EXERCISE DIRECTIONS →
Only lines holding the word "Tips" are wanted. Copy them from the listing below.

____ RECORD EXTRACTS

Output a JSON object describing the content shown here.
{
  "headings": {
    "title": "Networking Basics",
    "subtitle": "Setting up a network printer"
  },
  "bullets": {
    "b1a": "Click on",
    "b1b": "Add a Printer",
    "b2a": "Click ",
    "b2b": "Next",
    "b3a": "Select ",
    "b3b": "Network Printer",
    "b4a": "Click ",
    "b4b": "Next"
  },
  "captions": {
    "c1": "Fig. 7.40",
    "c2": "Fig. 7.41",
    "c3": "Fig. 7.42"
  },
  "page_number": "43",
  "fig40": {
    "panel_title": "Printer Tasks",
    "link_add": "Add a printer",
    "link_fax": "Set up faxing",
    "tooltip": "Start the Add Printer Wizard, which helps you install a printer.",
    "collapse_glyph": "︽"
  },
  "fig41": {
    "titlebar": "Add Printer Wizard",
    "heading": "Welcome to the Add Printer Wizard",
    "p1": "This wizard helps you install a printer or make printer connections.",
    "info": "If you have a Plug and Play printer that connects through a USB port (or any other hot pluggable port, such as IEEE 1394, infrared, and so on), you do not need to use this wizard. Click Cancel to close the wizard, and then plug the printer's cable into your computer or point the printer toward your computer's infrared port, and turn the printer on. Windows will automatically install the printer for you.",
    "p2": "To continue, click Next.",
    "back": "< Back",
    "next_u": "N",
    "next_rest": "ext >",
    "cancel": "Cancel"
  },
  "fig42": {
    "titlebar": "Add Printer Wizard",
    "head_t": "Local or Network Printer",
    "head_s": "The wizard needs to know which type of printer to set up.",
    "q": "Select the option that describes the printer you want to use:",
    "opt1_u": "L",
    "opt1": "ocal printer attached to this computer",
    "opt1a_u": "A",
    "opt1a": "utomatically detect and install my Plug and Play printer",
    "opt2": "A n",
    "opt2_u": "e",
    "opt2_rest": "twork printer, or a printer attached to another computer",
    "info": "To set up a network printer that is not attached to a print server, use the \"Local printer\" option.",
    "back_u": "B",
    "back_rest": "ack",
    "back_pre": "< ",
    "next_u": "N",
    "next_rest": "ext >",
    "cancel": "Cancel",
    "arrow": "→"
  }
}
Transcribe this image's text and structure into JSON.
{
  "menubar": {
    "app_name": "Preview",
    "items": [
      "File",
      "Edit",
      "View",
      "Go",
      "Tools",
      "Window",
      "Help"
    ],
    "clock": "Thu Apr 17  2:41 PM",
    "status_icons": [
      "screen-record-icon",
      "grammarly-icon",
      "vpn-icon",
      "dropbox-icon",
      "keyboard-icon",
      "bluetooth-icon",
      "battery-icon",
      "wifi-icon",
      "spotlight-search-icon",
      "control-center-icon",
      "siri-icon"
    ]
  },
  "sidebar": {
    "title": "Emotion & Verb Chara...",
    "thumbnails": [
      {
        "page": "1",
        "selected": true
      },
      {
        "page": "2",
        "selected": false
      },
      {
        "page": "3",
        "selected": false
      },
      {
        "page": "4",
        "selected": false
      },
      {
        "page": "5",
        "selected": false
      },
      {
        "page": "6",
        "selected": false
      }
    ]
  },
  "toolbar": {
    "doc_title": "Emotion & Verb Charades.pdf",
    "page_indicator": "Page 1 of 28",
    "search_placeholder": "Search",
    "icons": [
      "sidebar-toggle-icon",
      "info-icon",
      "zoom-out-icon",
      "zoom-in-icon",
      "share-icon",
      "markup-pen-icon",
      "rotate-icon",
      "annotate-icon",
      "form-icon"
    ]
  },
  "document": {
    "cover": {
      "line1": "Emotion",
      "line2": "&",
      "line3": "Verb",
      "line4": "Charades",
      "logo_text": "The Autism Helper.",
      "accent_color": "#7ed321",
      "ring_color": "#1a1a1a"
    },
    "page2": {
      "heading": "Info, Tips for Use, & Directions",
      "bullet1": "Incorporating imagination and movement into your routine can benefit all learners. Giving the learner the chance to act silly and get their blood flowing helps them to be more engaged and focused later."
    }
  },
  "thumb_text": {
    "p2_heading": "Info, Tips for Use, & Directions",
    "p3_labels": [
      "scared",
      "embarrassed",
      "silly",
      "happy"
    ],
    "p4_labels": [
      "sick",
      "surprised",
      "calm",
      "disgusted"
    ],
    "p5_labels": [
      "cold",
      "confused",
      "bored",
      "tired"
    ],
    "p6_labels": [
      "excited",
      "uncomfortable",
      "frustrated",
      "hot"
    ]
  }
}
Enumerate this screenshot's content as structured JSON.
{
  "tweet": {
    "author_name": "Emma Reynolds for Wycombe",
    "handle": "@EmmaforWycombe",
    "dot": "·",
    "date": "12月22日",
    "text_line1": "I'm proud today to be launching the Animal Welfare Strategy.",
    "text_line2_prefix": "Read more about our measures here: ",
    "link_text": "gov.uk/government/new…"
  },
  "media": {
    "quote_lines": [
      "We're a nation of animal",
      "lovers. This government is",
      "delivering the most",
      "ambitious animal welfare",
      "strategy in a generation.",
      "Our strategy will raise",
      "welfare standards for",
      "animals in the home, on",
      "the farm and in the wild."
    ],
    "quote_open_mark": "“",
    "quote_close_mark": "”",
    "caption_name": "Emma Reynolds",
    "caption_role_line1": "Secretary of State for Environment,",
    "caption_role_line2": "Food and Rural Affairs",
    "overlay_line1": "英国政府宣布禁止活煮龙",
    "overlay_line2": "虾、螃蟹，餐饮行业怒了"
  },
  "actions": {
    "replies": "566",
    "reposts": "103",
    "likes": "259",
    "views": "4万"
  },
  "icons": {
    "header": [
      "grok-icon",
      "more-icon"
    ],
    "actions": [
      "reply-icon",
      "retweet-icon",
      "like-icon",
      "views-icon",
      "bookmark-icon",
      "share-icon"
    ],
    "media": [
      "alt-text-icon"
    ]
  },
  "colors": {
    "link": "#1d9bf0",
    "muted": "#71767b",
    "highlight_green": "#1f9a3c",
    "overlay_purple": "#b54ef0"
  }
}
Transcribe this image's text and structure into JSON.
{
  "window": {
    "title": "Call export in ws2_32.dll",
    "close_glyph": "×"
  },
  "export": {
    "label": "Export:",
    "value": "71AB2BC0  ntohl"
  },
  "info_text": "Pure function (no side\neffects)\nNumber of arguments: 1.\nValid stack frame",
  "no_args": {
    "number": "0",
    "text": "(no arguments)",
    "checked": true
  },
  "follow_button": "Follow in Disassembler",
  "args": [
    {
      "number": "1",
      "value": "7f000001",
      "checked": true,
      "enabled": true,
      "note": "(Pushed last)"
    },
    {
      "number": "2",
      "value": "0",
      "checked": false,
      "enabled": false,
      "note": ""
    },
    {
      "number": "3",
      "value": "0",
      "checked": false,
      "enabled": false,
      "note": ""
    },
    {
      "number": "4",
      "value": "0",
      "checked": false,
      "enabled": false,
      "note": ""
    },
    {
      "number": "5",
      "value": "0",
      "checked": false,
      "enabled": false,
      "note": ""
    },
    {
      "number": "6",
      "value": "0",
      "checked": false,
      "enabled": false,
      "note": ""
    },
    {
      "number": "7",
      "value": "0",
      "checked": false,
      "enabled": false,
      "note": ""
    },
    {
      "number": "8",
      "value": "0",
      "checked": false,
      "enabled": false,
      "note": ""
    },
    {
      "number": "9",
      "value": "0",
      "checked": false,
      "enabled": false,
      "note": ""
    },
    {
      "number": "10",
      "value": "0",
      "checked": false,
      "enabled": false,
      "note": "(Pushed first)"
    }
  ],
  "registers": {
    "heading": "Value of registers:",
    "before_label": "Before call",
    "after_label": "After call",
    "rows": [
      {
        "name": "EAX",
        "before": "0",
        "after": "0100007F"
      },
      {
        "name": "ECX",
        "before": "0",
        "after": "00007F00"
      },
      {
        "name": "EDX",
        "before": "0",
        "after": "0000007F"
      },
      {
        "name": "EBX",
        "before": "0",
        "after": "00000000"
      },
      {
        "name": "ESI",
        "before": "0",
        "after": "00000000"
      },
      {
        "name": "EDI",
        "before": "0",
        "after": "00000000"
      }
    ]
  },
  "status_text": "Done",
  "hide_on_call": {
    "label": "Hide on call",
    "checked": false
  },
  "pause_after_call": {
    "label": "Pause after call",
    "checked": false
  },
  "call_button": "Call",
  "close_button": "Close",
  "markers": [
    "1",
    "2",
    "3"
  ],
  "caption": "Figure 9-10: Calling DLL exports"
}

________

WRITTEN REPLY →
      "heading": "Info, Tips for Use, & Directions",
    "p2_heading": "Info, Tips for Use, & Directions",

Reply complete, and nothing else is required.